Purpose: Navigation of a complex and ever-changing health care system can be stressful and detrimental to psychosocial well-being for patients with serious illness. This study explored women's experiences with navigating the health care system during treatment for ovarian cancer. Methods: Focus groups moderated by trained investigators were conducted with ovarian cancer survivors at an academic cancer center. Personal experiences with cancer treatment, provider relationships, barriers to care, and the health care system were explored. Sessions were audiotaped, transcribed, and coded by using grounded theory. Subsequently, one-on-one interviews were conducted to further evaluate common themes. Results: Sixteen ovarian cancer survivors with a median age of 59 years participated in the focus group study. Provider consistency, personal touch, and patient advocacy positively affected the care experience. Treatment with a known provider who was well acquainted with the individual's medical history was deemed an invaluable aspect of care.
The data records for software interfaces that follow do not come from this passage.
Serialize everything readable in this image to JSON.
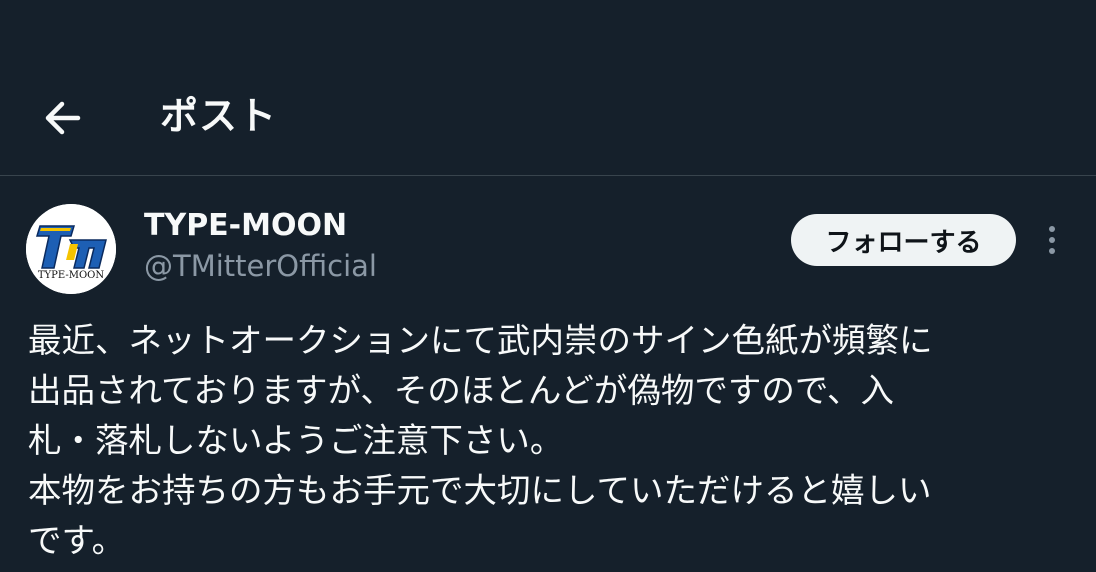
{
  "header": {
    "title": "ポスト"
  },
  "author": {
    "name": "TYPE-MOON",
    "handle": "@TMitterOfficial",
    "avatar_text": "TYPE-MOON",
    "avatar_logo": "TM"
  },
  "actions": {
    "follow_label": "フォローする"
  },
  "post": {
    "lines": [
      "最近、ネットオークションにて武内崇のサイン色紙が頻繁に",
      "出品されておりますが、そのほとんどが偽物ですので、入",
      "札・落札しないようご注意下さい。",
      "本物をお持ちの方もお手元で大切にしていただけると嬉しい",
      "です。"
    ]
  },
  "colors": {
    "background": "#15202b",
    "divider": "#38444d",
    "text_primary": "#f7f9f9",
    "text_secondary": "#8b98a5",
    "follow_bg": "#eff3f4",
    "logo_blue": "#1d5fb4",
    "logo_yellow": "#f5c400"
  },
  "icons": {
    "back": "arrow-left-icon",
    "more": "more-vertical-icon"
  }
}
Negative experiences that burdened patients, referred to as the "little big things," included systems-based challenges, which were scheduling, wait times, pharmacy, transportation, parking, financial, insurance, and discharge. Consistency, a care team approach, effective communication, and efficient connection to resources were suggested as ways to improve patients' experiences. Conclusion: Systems-based challenges were perceived as burdens to ovarian cancer survivors at our institution. The role of a consistent, accessible care team and efficient delivery of resources in the care of women with ovarian cancer should be explored further.
ASJC Scopus subject areas
- Health Policy